His arguments are tired and old and unconvincing. But then I don't subscribe to the belief that societies all ills must be addressed and remedied by more government whatever the cost or damage both to society or the economy it causes. He believes that more taxes (revenue) and spending (investments) are good unto themselves and neutral to the economy. He discounts individual will to strive and succeed or to overcome. A cabal of the rich, corporations and conservatives stand in the way of utopia with the federal government in the vangard.
Since I was not persuaded by the arguments, I was less than thrilled by the narrator's seeming enthusiasm. He reminds me of old hippie aquiantences I (still) keep in contact with who chase conspiracies, old rock bands, as well as crystal power et. al. and every new (left) fad, gadget, artifice that arrives.
My overall reaction was disgust. I listened and was not persuaded.
As I don't subscribe to the author's politics or economics I found listening frustrating and tedious. The book raises no new persuasive arguments. It's old wine in old bottles. However, if this it your metier, than you will probably find it re-enforcing...certainly not enlightening.
It's a shame that the author spent time writing this book to document his covetousness instead of writing an essay on how to thrive in what's left of our capitalist economy. That would have been a much more worthwhile read, and may have actually benefited a reader.
The narrator was adequate. I have no problem with his performance.
The middle class is mentioned frequently in this book. The author constantly advocates for the poor and the middle class, yet he never offers to define which people belong in these "classes". How are those classes to align themselves against the rich if the author never makes that distinction?
The author bored this reader. He offers the same tired progressive theories in favor of income redistribution, envy of the rich, and trying to incite class envy in the reader. He points to the fact that some Americans have more wealth than others, therefore some immoral act must have been committed to make it so. Since the results of our work bear differing rewards, he proposes American capitalism must be tinkered with (more regulation) until all Americans have equal wealth and pay (but for effort that may differ wildly). I have news for the author and the reader. Socialist countries propose to level the income among citizens. But even in socialist and communist countries there is widespread wealth inequality. Grinding poverty is widespread in those countries and the inequalities are forced arbitrarily on the citizens, and the victims cannot escape.

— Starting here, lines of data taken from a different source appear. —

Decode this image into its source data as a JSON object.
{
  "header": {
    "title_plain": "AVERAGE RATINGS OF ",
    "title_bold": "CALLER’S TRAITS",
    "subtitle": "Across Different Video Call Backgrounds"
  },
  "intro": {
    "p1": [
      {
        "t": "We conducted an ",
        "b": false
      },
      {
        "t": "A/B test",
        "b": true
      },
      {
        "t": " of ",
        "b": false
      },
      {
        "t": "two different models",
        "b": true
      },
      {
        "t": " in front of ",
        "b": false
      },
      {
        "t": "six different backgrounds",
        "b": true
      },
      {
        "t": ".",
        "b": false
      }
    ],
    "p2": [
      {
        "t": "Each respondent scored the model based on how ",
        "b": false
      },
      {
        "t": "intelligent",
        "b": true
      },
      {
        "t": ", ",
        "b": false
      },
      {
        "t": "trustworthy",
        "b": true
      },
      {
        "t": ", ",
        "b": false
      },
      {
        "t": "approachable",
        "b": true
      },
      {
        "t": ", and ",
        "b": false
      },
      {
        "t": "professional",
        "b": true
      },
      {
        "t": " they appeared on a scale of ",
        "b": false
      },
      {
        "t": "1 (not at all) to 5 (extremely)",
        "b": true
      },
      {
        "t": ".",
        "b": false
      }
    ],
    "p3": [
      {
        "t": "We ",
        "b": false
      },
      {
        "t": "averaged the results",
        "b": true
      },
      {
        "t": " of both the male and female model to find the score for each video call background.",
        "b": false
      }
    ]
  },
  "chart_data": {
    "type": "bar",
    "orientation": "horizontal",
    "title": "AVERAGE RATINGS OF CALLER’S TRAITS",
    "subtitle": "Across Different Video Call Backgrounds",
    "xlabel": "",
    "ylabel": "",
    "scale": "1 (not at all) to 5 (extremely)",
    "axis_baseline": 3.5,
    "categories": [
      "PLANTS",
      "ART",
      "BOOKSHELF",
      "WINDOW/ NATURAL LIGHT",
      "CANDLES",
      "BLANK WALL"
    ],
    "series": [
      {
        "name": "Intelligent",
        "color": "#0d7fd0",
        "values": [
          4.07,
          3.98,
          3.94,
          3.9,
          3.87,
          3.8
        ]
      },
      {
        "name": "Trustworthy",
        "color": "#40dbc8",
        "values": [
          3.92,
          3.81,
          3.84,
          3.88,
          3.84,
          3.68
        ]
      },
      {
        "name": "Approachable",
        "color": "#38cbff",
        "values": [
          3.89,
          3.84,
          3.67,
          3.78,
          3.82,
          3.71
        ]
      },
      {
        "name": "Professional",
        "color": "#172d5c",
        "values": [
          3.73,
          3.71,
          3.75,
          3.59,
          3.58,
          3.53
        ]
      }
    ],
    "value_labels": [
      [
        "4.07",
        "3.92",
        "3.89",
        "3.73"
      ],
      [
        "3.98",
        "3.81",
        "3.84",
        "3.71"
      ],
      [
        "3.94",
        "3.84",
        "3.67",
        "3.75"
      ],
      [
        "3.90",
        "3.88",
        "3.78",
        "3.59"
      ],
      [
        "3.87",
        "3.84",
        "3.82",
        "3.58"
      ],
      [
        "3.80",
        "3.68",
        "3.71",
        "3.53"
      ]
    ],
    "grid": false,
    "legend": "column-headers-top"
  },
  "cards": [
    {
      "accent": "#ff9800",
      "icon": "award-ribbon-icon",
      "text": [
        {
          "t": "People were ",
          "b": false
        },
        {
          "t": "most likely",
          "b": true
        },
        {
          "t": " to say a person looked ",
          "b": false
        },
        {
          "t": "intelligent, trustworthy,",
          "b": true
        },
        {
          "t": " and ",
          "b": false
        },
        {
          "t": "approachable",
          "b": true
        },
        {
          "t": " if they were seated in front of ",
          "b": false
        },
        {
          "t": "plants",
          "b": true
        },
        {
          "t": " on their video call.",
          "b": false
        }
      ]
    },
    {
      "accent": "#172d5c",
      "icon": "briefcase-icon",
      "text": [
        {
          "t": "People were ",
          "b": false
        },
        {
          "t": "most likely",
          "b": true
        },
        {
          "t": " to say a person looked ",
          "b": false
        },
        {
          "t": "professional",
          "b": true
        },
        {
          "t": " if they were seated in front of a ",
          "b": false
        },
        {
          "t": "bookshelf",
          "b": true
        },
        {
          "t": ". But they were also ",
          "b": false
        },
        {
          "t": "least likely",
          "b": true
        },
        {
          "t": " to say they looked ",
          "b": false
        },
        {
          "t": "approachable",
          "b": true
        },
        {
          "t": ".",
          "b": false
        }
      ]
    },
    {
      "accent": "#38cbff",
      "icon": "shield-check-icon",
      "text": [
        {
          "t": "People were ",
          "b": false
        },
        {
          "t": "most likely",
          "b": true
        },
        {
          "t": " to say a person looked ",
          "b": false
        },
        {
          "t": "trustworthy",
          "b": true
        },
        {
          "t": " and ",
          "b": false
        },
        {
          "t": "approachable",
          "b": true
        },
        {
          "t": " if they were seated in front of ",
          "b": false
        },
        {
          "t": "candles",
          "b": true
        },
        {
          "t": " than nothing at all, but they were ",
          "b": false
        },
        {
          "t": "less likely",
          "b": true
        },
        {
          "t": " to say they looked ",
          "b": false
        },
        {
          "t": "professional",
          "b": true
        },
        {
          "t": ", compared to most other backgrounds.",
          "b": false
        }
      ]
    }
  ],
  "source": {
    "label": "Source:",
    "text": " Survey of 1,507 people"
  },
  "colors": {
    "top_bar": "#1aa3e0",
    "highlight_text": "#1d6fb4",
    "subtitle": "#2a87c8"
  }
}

But even the poorest Americans live better than most people in the world. I would say that the author would benefit greatly in his perspective by taking an extended vacation to somewhere like North Korea, Iran, Saudi Arabia, Cuba, Laos, Viet Nam, China, or any such country where they have solved all these problems with inequality. Perhaps he could hold a peaceful protest outside Kim Jong Un's palace, denouncing him for wealth disparity between himself and his comrades (subjects). I would love to read about that experience.
Near the top in terms of the importance of his perspective. Our economic system needs compassion plus enlightened self-interest.
The support and evidence that he uses to back up his views. He is not ideological, but clearly pragmatic finding things that work.
I wish our leaders would pay attention to points made in this book to make our economy work better.